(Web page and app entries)
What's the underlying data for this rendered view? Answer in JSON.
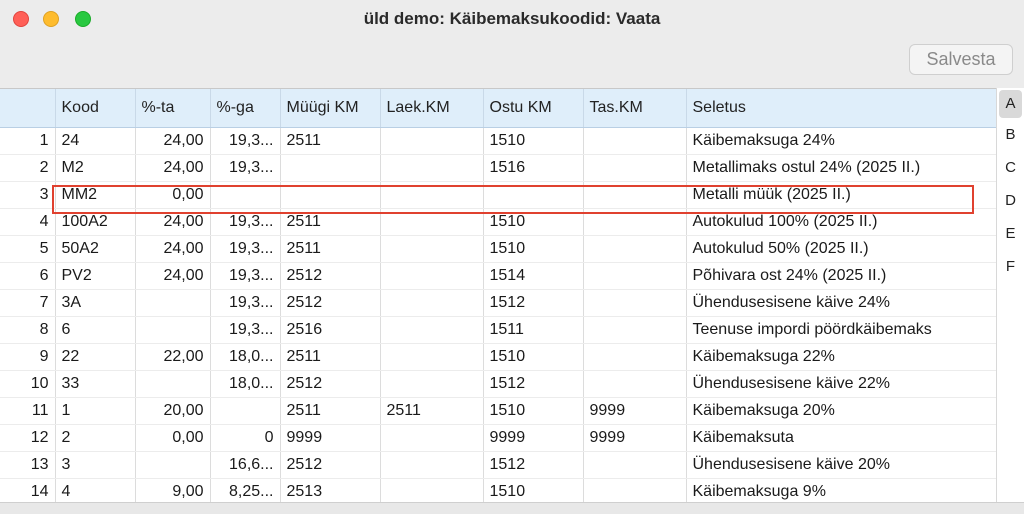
{
  "window": {
    "title": "üld demo: Käibemaksukoodid: Vaata"
  },
  "toolbar": {
    "save_label": "Salvesta"
  },
  "table": {
    "columns": [
      "",
      "Kood",
      "%-ta",
      "%-ga",
      "Müügi KM",
      "Laek.KM",
      "Ostu KM",
      "Tas.KM",
      "Seletus"
    ],
    "rows": [
      [
        "1",
        "24",
        "24,00",
        "19,3...",
        "2511",
        "",
        "1510",
        "",
        "Käibemaksuga 24%"
      ],
      [
        "2",
        "M2",
        "24,00",
        "19,3...",
        "",
        "",
        "1516",
        "",
        "Metallimaks ostul 24% (2025 II.)"
      ],
      [
        "3",
        "MM2",
        "0,00",
        "",
        "",
        "",
        "",
        "",
        "Metalli müük (2025 II.)"
      ],
      [
        "4",
        "100A2",
        "24,00",
        "19,3...",
        "2511",
        "",
        "1510",
        "",
        "Autokulud 100% (2025 II.)"
      ],
      [
        "5",
        "50A2",
        "24,00",
        "19,3...",
        "2511",
        "",
        "1510",
        "",
        "Autokulud 50% (2025 II.)"
      ],
      [
        "6",
        "PV2",
        "24,00",
        "19,3...",
        "2512",
        "",
        "1514",
        "",
        "Põhivara ost 24% (2025 II.)"
      ],
      [
        "7",
        "3A",
        "",
        "19,3...",
        "2512",
        "",
        "1512",
        "",
        "Ühendusesisene käive 24%"
      ],
      [
        "8",
        "6",
        "",
        "19,3...",
        "2516",
        "",
        "1511",
        "",
        "Teenuse impordi pöördkäibemaks"
      ],
      [
        "9",
        "22",
        "22,00",
        "18,0...",
        "2511",
        "",
        "1510",
        "",
        "Käibemaksuga 22%"
      ],
      [
        "10",
        "33",
        "",
        "18,0...",
        "2512",
        "",
        "1512",
        "",
        "Ühendusesisene käive 22%"
      ],
      [
        "11",
        "1",
        "20,00",
        "",
        "2511",
        "2511",
        "1510",
        "9999",
        "Käibemaksuga 20%"
      ],
      [
        "12",
        "2",
        "0,00",
        "0",
        "9999",
        "",
        "9999",
        "9999",
        "Käibemaksuta"
      ],
      [
        "13",
        "3",
        "",
        "16,6...",
        "2512",
        "",
        "1512",
        "",
        "Ühendusesisene käive 20%"
      ],
      [
        "14",
        "4",
        "9,00",
        "8,25...",
        "2513",
        "",
        "1510",
        "",
        "Käibemaksuga 9%"
      ]
    ]
  },
  "az_index": [
    "A",
    "B",
    "C",
    "D",
    "E",
    "F"
  ],
  "colors": {
    "header_bg": "#dfeefa",
    "highlight": "#e0412f"
  }
}
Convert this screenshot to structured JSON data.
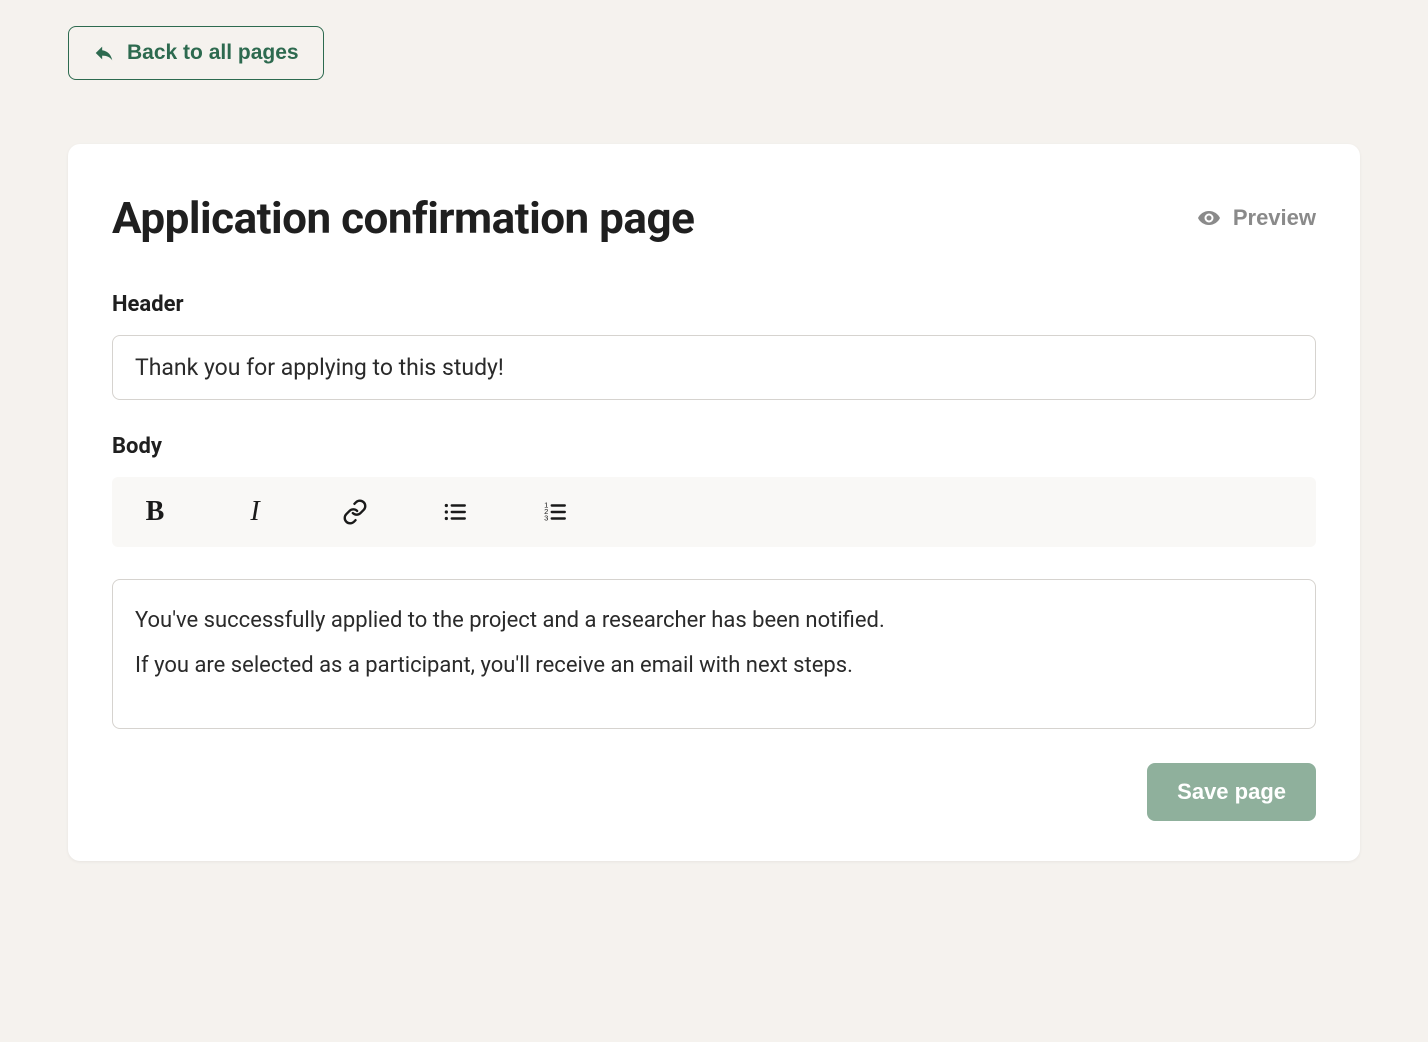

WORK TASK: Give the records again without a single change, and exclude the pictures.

TASK SOLUTION:
What's the underlying data for this rendered view? Answer in JSON.
{
  "window": {
    "title": "üld demo: Käibemaksukoodid: Vaata"
  },
  "toolbar": {
    "save_label": "Salvesta"
  },
  "table": {
    "columns": [
      "",
      "Kood",
      "%-ta",
      "%-ga",
      "Müügi KM",
      "Laek.KM",
      "Ostu KM",
      "Tas.KM",
      "Seletus"
    ],
    "rows": [
      [
        "1",
        "24",
        "24,00",
        "19,3...",
        "2511",
        "",
        "1510",
        "",
        "Käibemaksuga 24%"
      ],
      [
        "2",
        "M2",
        "24,00",
        "19,3...",
        "",
        "",
        "1516",
        "",
        "Metallimaks ostul 24% (2025 II.)"
      ],
      [
        "3",
        "MM2",
        "0,00",
        "",
        "",
        "",
        "",
        "",
        "Metalli müük (2025 II.)"
      ],
      [
        "4",
        "100A2",
        "24,00",
        "19,3...",
        "2511",
        "",
        "1510",
        "",
        "Autokulud 100% (2025 II.)"
      ],
      [
        "5",
        "50A2",
        "24,00",
        "19,3...",
        "2511",
        "",
        "1510",
        "",
        "Autokulud 50% (2025 II.)"
      ],
      [
        "6",
        "PV2",
        "24,00",
        "19,3...",
        "2512",
        "",
        "1514",
        "",
        "Põhivara ost 24% (2025 II.)"
      ],
      [
        "7",
        "3A",
        "",
        "19,3...",
        "2512",
        "",
        "1512",
        "",
        "Ühendusesisene käive 24%"
      ],
      [
        "8",
        "6",
        "",
        "19,3...",
        "2516",
        "",
        "1511",
        "",
        "Teenuse impordi pöördkäibemaks"
      ],
      [
        "9",
        "22",
        "22,00",
        "18,0...",
        "2511",
        "",
        "1510",
        "",
        "Käibemaksuga 22%"
      ],
      [
        "10",
        "33",
        "",
        "18,0...",
        "2512",
        "",
        "1512",
        "",
        "Ühendusesisene käive 22%"
      ],
      [
        "11",
        "1",
        "20,00",
        "",
        "2511",
        "2511",
        "1510",
        "9999",
        "Käibemaksuga 20%"
      ],
      [
        "12",
        "2",
        "0,00",
        "0",
        "9999",
        "",
        "9999",
        "9999",
        "Käibemaksuta"
      ],
      [
        "13",
        "3",
        "",
        "16,6...",
        "2512",
        "",
        "1512",
        "",
        "Ühendusesisene käive 20%"
      ],
      [
        "14",
        "4",
        "9,00",
        "8,25...",
        "2513",
        "",
        "1510",
        "",
        "Käibemaksuga 9%"
      ]
    ]
  },
  "az_index": [
    "A",
    "B",
    "C",
    "D",
    "E",
    "F"
  ],
  "colors": {
    "header_bg": "#dfeefa",
    "highlight": "#e0412f"
  }
}
Convert this screenshot to structured JSON data.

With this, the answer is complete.